The U.S. economy officially entered into a recession in February, and challenging conditions will likely continue in the near future. The coronavirus pandemic has presented a variety of obstacles and uncertainties that have shaken confidence at the consumer and enterprise levels and prompted dramatic shifts in business operations. 

U.S. gross domestic product (GDP) declined 32.9% on an annualized basis in the second quarter, the biggest drop in the country's history. The economy is expected to improve significantly in Q3 and Q4, but investors should make sure that they are approaching the stock market with the realities of the current recession in mind.

Here are three things to consider as you chart your portfolio strategy during a recession. 

A red string knotted around a hundred-dollar bill.

Image source: Getty Images.

1. Each recession is different

If you're managing investments right now, there may be a natural temptation to look at patterns and strategies from prior recessions and attempt to map them on to the current situation. Relying on previously successful playbooks and companies simply won't cut it in many cases. Take a look at The TJX Companies (NYSE:TJX), for example.

I named TJX as a top stock for recession-proofing your portfolio in January, highlighting the company's bargain-focused business and market-beating performance in previous recessions as appealing characteristics. I also cited the company's dividend and its 23-year history of annual payout growth as reasons why the stock could be resilient in a challenging economic environment.

The conditions created by the coronavirus pandemic quickly poked holes in my investing thesis, and the company's shares are significantly underperforming the broader market this year. 

^SPX Chart

^SPX data by YCharts.

What was sturdy yesterday won't necessarily be sturdy today. Over 60 companies in the S&P 500 index have reduced or suspended their dividends this year, including TJX.

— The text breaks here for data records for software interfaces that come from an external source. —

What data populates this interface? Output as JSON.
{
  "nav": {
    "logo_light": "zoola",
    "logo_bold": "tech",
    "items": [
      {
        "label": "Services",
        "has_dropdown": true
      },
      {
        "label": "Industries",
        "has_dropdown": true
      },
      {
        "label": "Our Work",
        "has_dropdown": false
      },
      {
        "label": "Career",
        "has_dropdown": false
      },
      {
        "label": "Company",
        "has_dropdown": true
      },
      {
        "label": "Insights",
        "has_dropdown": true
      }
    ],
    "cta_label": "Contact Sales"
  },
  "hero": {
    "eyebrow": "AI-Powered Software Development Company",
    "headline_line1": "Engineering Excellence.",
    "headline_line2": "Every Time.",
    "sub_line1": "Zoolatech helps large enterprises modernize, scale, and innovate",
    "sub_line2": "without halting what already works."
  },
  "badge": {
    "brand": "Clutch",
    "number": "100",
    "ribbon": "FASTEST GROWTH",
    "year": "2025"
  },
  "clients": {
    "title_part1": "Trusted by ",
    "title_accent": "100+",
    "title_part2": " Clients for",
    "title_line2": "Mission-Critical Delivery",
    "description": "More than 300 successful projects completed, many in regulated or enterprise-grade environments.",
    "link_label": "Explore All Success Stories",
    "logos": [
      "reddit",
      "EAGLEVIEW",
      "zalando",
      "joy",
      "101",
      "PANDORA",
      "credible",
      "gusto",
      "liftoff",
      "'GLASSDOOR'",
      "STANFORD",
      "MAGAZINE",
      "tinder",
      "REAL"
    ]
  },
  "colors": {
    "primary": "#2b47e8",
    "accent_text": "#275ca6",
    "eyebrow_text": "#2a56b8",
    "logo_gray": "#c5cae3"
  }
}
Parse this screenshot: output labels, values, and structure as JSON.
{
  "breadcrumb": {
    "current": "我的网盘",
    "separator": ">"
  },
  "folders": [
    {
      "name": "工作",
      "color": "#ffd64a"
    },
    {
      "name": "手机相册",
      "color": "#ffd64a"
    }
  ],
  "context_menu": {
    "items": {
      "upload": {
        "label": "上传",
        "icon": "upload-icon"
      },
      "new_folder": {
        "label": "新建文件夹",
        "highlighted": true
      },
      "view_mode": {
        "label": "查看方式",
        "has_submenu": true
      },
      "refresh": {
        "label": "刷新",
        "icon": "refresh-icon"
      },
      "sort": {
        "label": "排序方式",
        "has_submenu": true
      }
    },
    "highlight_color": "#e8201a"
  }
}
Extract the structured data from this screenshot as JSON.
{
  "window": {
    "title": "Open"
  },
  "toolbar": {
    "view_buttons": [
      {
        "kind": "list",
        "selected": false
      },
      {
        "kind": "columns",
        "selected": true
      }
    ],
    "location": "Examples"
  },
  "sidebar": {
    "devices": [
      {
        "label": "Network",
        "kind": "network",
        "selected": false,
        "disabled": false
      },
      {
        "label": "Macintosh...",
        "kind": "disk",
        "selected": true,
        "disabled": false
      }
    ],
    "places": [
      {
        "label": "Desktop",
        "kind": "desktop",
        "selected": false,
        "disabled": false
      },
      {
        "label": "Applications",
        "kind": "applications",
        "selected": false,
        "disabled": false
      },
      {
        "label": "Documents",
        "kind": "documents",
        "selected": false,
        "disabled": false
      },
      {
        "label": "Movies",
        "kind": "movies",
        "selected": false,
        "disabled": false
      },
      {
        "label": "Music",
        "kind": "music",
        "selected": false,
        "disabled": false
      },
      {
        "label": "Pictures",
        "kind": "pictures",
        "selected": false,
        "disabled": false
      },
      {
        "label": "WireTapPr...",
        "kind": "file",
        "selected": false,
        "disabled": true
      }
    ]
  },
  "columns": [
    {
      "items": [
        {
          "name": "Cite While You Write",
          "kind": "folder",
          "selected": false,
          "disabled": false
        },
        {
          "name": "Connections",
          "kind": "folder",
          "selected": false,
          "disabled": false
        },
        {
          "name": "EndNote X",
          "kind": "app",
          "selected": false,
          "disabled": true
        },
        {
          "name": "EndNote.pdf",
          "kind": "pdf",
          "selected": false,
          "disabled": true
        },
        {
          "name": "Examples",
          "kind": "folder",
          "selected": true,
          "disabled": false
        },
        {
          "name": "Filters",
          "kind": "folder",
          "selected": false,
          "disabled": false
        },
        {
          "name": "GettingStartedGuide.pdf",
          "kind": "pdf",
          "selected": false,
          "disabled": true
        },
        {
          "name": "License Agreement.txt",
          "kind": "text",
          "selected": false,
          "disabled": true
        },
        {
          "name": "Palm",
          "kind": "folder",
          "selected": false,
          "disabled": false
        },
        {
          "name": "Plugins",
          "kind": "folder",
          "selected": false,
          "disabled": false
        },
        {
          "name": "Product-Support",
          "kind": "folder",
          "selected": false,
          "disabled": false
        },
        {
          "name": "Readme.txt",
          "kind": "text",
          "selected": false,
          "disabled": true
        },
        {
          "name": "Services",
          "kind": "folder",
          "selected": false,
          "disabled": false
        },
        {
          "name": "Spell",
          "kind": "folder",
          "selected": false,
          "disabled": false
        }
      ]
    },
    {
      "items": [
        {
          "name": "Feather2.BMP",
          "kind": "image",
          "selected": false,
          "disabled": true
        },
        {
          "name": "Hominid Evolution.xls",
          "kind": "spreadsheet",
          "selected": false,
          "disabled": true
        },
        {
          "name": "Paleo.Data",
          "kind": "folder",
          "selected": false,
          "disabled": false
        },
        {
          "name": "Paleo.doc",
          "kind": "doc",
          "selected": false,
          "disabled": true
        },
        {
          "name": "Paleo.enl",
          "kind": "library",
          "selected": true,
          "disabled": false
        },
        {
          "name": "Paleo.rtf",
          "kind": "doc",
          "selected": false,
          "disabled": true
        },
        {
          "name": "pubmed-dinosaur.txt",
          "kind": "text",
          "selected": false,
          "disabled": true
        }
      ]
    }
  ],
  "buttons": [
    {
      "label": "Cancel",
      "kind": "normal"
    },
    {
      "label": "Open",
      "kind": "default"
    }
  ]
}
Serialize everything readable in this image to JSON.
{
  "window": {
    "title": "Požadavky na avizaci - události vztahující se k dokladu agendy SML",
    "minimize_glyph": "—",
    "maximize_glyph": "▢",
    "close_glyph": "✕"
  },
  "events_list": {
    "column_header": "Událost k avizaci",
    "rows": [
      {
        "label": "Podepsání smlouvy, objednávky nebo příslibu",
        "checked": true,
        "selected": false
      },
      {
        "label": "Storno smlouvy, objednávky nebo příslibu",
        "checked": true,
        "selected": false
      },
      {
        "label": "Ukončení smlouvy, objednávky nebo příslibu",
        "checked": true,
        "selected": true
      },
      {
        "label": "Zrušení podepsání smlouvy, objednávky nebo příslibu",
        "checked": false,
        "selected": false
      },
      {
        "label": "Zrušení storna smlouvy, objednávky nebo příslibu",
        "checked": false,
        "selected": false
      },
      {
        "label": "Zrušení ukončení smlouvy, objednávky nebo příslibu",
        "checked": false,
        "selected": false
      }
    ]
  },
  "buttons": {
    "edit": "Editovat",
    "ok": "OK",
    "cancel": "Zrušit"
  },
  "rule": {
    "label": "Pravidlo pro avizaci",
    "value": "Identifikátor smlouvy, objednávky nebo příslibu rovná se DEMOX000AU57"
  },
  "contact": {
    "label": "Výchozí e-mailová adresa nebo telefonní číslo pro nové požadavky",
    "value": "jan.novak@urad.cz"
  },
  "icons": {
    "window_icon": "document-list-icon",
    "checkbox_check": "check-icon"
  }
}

Dividend-paying companies and other classes of defensive stocks can still play a foundational role in your portfolio, but finding resilient investments in these categories has taken on new layers of complexity. Brick-and-mortar retail operations are facing a range of new complexities, the utilities sector is lagging the broader market, and energy and commodities prices have been subject to wild swings. Investors should be wary of expecting that stocks and strategies that thrived in previous recessions will necessarily be winners in the current climate.

Many business sectors and industries that were among the most resilient in previous recessions are now among those at high risk for disruption in a fast-changing global economy.

2. Focusing on high-quality companies takes on added importance

The weakened economy and overall uncertainty created by the novel coronavirus pandemic have shifted the operating environment. Recessions can shake out relatively weak businesses or reduce the odds of success for speculative plays that depend on ideal operating conditions to succeed. These dynamics mean that investors have to prioritize strong companies even more than usual. 

With stocks still trading at relatively high prices despite the economic challenges at hand, the market is more forward-looking than ever. Individual investors have to do their best to be forward-looking as well. It's important to focus on stocks that are backed by high-quality underlying businesses capable of charting a path to continued success over the long term.

3. Recessions can present opportunities to buy strong businesses

The broader market has come roaring back following the March sell-off spurred by the coronavirus pandemic. However, there are still stocks trading at depressed valuations or that otherwise present attractive long-term growth potential. Additional volatility as the year progresses may create opportunities to build positions in high-quality stocks at attractive prices.

Amazon.com (NASDAQ:AMZN) is up 73% on the year and still has plenty of room for growth over the long term. E-commerce continues to account for a growing percentage of total retail spending, and the company's cloud services business benefits from the increasing importance of digital commerce and communications. E-commerce services provider Shopify (NYSE:SHOP) is also thriving amid this year's unexpected conditions, and its share price has soared more than 170% in 2020. Cybersecurity specialists CrowdStrike (NASDAQ:CRWD) and Cloudflare (NYSE:NET) are up 130% and 149%, respectively, amid accelerated digital transitions for businesses and other institutions.

If you had purchased any of these stocks as the economy entered a recession in February, you'd be sitting on fantastic gains right now. If you had the fortitude to invest in March when the market was crashing, your returns would be even more impressive. 

Recessions can lead to big sell-offs and volatile market conditions, but they can also present opportunities. Tough times for the economy and the stock market can be great times to invest -- provided you have the financial security to do so and narrow your search to focus on strong businesses capable of going the distance.

This article represents the opinion of the writer, who may disagree with the “official” recommendation position of a Motley Fool premium advisory service. We’re motley! Questioning an investing thesis -- even one of our own -- helps us all think critically about investing and make decisions that help us become smarter, happier, and richer.